During Mr. Zelensky’s meeting with senators, a number of Republicans told him directly that securing the U.S. border with Mexico was the key to obtaining aid for his nation.

“I told President Zelensky, ‘Here’s the problem: It’s got nothing to do with you,’” Senator Lindsey Graham, Republican of South Carolina, told reporters after the session.

Congressional leaders are toying with the idea of trying to keep Congress in session next week to keep trying to hash out a deal on Ukraine funding and border security. But it is unclear if another few days will be enough time to strike such a bargain.

“They say it’s an emergency at both the border and in Ukraine?” Senator Chuck Schumer, the majority leader, told reporters. “You don’t go home for three weeks. You don’t say ‘we can put it off for three weeks’ if it’s an emergency.”

The White House also appeared to become more directly involved in negotiations, dispatching White House officials and the homeland security secretary, Alejandro Mayorkas, to meet with negotiators on Capitol Hill.

But Congress appeared no closer to reaching consensus on an agreement that includes immigration, one of the most contentious issues in the United States. While the White House has signaled support for some asylum restrictions, Republicans are also pushing to expand rapid deportations nationwide.

At a news conference on Tuesday, Senator Patty Murray, Democrat of Washington, said her party would not agree to “a partisan wish list of permanent, far-right overhauls to immigration policy.”

“It sends a dangerous message when one-half of the Senate is focused on pitting allies and crises against each other as political bargaining chips,” she said.
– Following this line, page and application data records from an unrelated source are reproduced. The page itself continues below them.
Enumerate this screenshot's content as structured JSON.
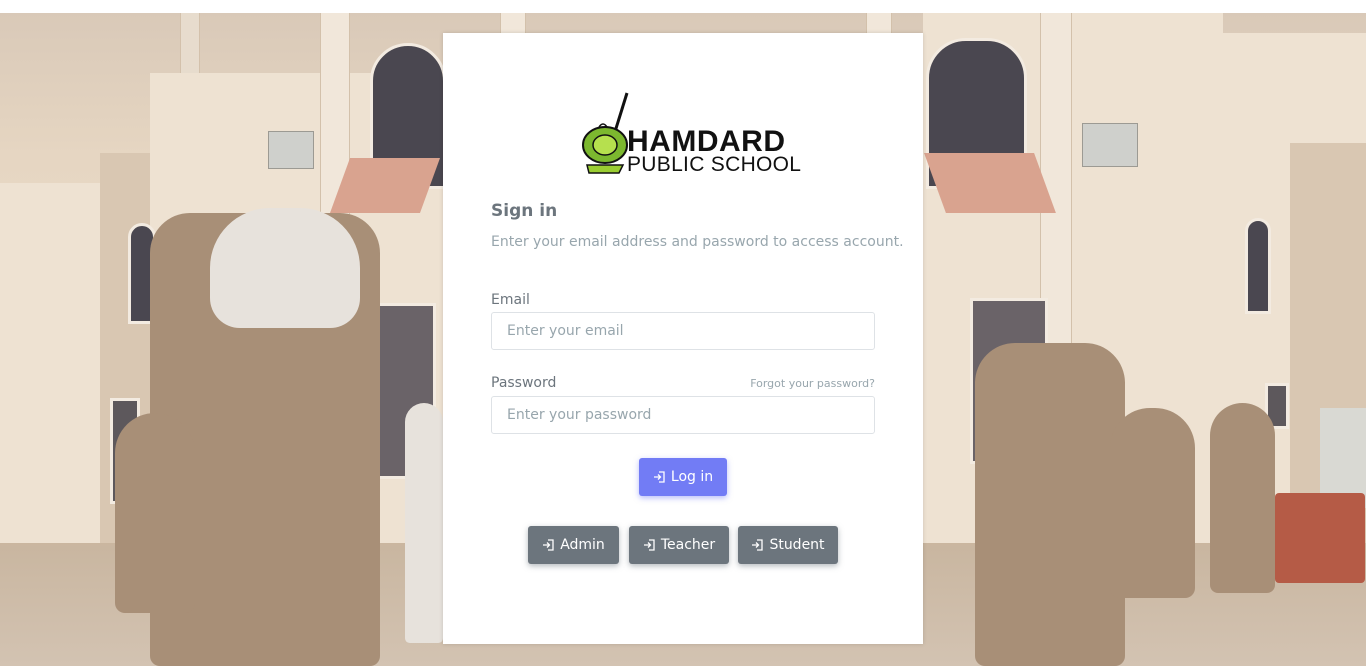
{
  "logo": {
    "line1": "HAMDARD",
    "line2": "PUBLIC SCHOOL"
  },
  "signin": {
    "title": "Sign in",
    "subtitle": "Enter your email address and password to access account."
  },
  "form": {
    "email_label": "Email",
    "email_placeholder": "Enter your email",
    "password_label": "Password",
    "password_placeholder": "Enter your password",
    "forgot_label": "Forgot your password?",
    "login_label": "Log in"
  },
  "roles": {
    "admin_label": "Admin",
    "teacher_label": "Teacher",
    "student_label": "Student"
  },
  "colors": {
    "primary": "#727cf5",
    "secondary": "#6c757d",
    "text_muted": "#98a6ad"
  },
  "icons": {
    "login": "login-icon"
  }
}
Kayla Guo, Robert Jimison and David E. Sanger contributed reporting.